Down to the last line, output the records below exactly.
- Opening Delimiter -
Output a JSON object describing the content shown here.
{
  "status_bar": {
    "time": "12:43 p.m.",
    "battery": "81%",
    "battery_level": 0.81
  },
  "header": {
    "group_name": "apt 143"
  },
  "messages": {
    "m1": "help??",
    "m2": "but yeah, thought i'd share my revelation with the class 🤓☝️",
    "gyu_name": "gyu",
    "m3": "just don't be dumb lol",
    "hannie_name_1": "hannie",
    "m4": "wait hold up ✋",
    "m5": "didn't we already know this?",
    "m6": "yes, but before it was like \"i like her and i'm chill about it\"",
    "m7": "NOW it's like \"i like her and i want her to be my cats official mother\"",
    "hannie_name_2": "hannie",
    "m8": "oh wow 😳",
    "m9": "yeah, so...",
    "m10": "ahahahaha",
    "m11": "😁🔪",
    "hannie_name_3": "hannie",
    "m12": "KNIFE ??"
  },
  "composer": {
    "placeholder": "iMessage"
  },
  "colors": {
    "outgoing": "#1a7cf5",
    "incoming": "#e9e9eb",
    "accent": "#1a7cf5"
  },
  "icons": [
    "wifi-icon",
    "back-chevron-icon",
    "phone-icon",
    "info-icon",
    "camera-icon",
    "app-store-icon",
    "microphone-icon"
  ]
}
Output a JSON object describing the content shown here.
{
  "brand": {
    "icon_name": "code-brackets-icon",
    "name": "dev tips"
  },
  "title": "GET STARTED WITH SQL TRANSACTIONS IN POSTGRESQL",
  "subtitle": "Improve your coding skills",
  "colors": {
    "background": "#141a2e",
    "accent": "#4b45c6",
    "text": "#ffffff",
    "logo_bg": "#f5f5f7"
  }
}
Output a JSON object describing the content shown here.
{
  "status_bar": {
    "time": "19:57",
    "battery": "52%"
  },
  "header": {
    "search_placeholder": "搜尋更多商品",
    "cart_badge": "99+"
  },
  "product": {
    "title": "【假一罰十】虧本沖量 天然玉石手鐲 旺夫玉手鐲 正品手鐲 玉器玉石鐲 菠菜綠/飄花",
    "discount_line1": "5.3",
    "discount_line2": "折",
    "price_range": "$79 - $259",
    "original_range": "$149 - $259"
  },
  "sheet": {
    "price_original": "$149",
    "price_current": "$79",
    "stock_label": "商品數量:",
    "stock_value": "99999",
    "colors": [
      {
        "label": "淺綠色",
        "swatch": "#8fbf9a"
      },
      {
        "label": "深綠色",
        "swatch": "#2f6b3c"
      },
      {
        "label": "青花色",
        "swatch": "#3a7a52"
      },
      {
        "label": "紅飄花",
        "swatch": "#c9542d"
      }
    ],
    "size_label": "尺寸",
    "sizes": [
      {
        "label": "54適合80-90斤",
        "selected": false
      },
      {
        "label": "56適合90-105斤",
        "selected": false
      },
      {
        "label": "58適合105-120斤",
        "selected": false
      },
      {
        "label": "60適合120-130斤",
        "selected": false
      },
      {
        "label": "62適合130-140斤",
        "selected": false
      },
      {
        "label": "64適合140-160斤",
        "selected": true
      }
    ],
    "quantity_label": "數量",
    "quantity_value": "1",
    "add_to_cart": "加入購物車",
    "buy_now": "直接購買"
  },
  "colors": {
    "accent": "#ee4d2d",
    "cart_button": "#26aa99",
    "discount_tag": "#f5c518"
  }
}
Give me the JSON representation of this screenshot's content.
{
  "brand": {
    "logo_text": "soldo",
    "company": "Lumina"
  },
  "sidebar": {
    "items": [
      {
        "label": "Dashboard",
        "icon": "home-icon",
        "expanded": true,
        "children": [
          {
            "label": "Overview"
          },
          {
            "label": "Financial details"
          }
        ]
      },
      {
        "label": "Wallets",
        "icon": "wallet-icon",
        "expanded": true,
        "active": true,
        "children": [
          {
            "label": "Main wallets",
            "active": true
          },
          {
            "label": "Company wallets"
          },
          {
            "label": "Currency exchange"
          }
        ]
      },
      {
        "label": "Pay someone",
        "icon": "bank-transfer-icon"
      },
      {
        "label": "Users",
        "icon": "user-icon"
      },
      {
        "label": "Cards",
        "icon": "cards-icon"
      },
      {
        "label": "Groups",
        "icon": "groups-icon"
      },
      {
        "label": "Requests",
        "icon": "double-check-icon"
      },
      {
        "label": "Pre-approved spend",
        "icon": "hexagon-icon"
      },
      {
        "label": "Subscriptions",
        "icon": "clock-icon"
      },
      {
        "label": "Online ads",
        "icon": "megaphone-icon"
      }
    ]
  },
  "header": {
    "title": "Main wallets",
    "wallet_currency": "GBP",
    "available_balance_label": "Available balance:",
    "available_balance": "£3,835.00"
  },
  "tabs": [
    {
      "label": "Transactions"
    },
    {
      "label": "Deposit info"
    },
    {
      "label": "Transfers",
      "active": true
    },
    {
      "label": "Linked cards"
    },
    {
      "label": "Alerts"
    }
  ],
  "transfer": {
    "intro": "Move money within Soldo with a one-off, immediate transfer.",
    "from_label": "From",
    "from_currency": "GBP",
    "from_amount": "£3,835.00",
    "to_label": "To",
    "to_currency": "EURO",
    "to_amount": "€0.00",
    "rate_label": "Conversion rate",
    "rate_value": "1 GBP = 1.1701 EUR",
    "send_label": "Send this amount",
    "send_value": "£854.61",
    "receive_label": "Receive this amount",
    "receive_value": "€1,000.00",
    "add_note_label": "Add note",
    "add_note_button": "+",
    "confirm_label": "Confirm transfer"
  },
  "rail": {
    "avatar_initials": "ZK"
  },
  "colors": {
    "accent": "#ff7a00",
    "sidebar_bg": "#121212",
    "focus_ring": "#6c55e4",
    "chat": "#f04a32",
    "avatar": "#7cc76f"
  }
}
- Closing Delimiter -
> [Answer box]:
Output a JSON object describing the content shown here.
{
  "status_bar": {
    "time": "12:43 p.m.",
    "battery": "81%",
    "battery_level": 0.81
  },
  "header": {
    "group_name": "apt 143"
  },
  "messages": {
    "m1": "help??",
    "m2": "but yeah, thought i'd share my revelation with the class 🤓☝️",
    "gyu_name": "gyu",
    "m3": "just don't be dumb lol",
    "hannie_name_1": "hannie",
    "m4": "wait hold up ✋",
    "m5": "didn't we already know this?",
    "m6": "yes, but before it was like \"i like her and i'm chill about it\"",
    "m7": "NOW it's like \"i like her and i want her to be my cats official mother\"",
    "hannie_name_2": "hannie",
    "m8": "oh wow 😳",
    "m9": "yeah, so...",
    "m10": "ahahahaha",
    "m11": "😁🔪",
    "hannie_name_3": "hannie",
    "m12": "KNIFE ??"
  },
  "composer": {
    "placeholder": "iMessage"
  },
  "colors": {
    "outgoing": "#1a7cf5",
    "incoming": "#e9e9eb",
    "accent": "#1a7cf5"
  },
  "icons": [
    "wifi-icon",
    "back-chevron-icon",
    "phone-icon",
    "info-icon",
    "camera-icon",
    "app-store-icon",
    "microphone-icon"
  ]
}
Output a JSON object describing the content shown here.
{
  "brand": {
    "icon_name": "code-brackets-icon",
    "name": "dev tips"
  },
  "title": "GET STARTED WITH SQL TRANSACTIONS IN POSTGRESQL",
  "subtitle": "Improve your coding skills",
  "colors": {
    "background": "#141a2e",
    "accent": "#4b45c6",
    "text": "#ffffff",
    "logo_bg": "#f5f5f7"
  }
}
Output a JSON object describing the content shown here.
{
  "status_bar": {
    "time": "19:57",
    "battery": "52%"
  },
  "header": {
    "search_placeholder": "搜尋更多商品",
    "cart_badge": "99+"
  },
  "product": {
    "title": "【假一罰十】虧本沖量 天然玉石手鐲 旺夫玉手鐲 正品手鐲 玉器玉石鐲 菠菜綠/飄花",
    "discount_line1": "5.3",
    "discount_line2": "折",
    "price_range": "$79 - $259",
    "original_range": "$149 - $259"
  },
  "sheet": {
    "price_original": "$149",
    "price_current": "$79",
    "stock_label": "商品數量:",
    "stock_value": "99999",
    "colors": [
      {
        "label": "淺綠色",
        "swatch": "#8fbf9a"
      },
      {
        "label": "深綠色",
        "swatch": "#2f6b3c"
      },
      {
        "label": "青花色",
        "swatch": "#3a7a52"
      },
      {
        "label": "紅飄花",
        "swatch": "#c9542d"
      }
    ],
    "size_label": "尺寸",
    "sizes": [
      {
        "label": "54適合80-90斤",
        "selected": false
      },
      {
        "label": "56適合90-105斤",
        "selected": false
      },
      {
        "label": "58適合105-120斤",
        "selected": false
      },
      {
        "label": "60適合120-130斤",
        "selected": false
      },
      {
        "label": "62適合130-140斤",
        "selected": false
      },
      {
        "label": "64適合140-160斤",
        "selected": true
      }
    ],
    "quantity_label": "數量",
    "quantity_value": "1",
    "add_to_cart": "加入購物車",
    "buy_now": "直接購買"
  },
  "colors": {
    "accent": "#ee4d2d",
    "cart_button": "#26aa99",
    "discount_tag": "#f5c518"
  }
}
Give me the JSON representation of this screenshot's content.
{
  "brand": {
    "logo_text": "soldo",
    "company": "Lumina"
  },
  "sidebar": {
    "items": [
      {
        "label": "Dashboard",
        "icon": "home-icon",
        "expanded": true,
        "children": [
          {
            "label": "Overview"
          },
          {
            "label": "Financial details"
          }
        ]
      },
      {
        "label": "Wallets",
        "icon": "wallet-icon",
        "expanded": true,
        "active": true,
        "children": [
          {
            "label": "Main wallets",
            "active": true
          },
          {
            "label": "Company wallets"
          },
          {
            "label": "Currency exchange"
          }
        ]
      },
      {
        "label": "Pay someone",
        "icon": "bank-transfer-icon"
      },
      {
        "label": "Users",
        "icon": "user-icon"
      },
      {
        "label": "Cards",
        "icon": "cards-icon"
      },
      {
        "label": "Groups",
        "icon": "groups-icon"
      },
      {
        "label": "Requests",
        "icon": "double-check-icon"
      },
      {
        "label": "Pre-approved spend",
        "icon": "hexagon-icon"
      },
      {
        "label": "Subscriptions",
        "icon": "clock-icon"
      },
      {
        "label": "Online ads",
        "icon": "megaphone-icon"
      }
    ]
  },
  "header": {
    "title": "Main wallets",
    "wallet_currency": "GBP",
    "available_balance_label": "Available balance:",
    "available_balance": "£3,835.00"
  },
  "tabs": [
    {
      "label": "Transactions"
    },
    {
      "label": "Deposit info"
    },
    {
      "label": "Transfers",
      "active": true
    },
    {
      "label": "Linked cards"
    },
    {
      "label": "Alerts"
    }
  ],
  "transfer": {
    "intro": "Move money within Soldo with a one-off, immediate transfer.",
    "from_label": "From",
    "from_currency": "GBP",
    "from_amount": "£3,835.00",
    "to_label": "To",
    "to_currency": "EURO",
    "to_amount": "€0.00",
    "rate_label": "Conversion rate",
    "rate_value": "1 GBP = 1.1701 EUR",
    "send_label": "Send this amount",
    "send_value": "£854.61",
    "receive_label": "Receive this amount",
    "receive_value": "€1,000.00",
    "add_note_label": "Add note",
    "add_note_button": "+",
    "confirm_label": "Confirm transfer"
  },
  "rail": {
    "avatar_initials": "ZK"
  },
  "colors": {
    "accent": "#ff7a00",
    "sidebar_bg": "#121212",
    "focus_ring": "#6c55e4",
    "chat": "#f04a32",
    "avatar": "#7cc76f"
  }
}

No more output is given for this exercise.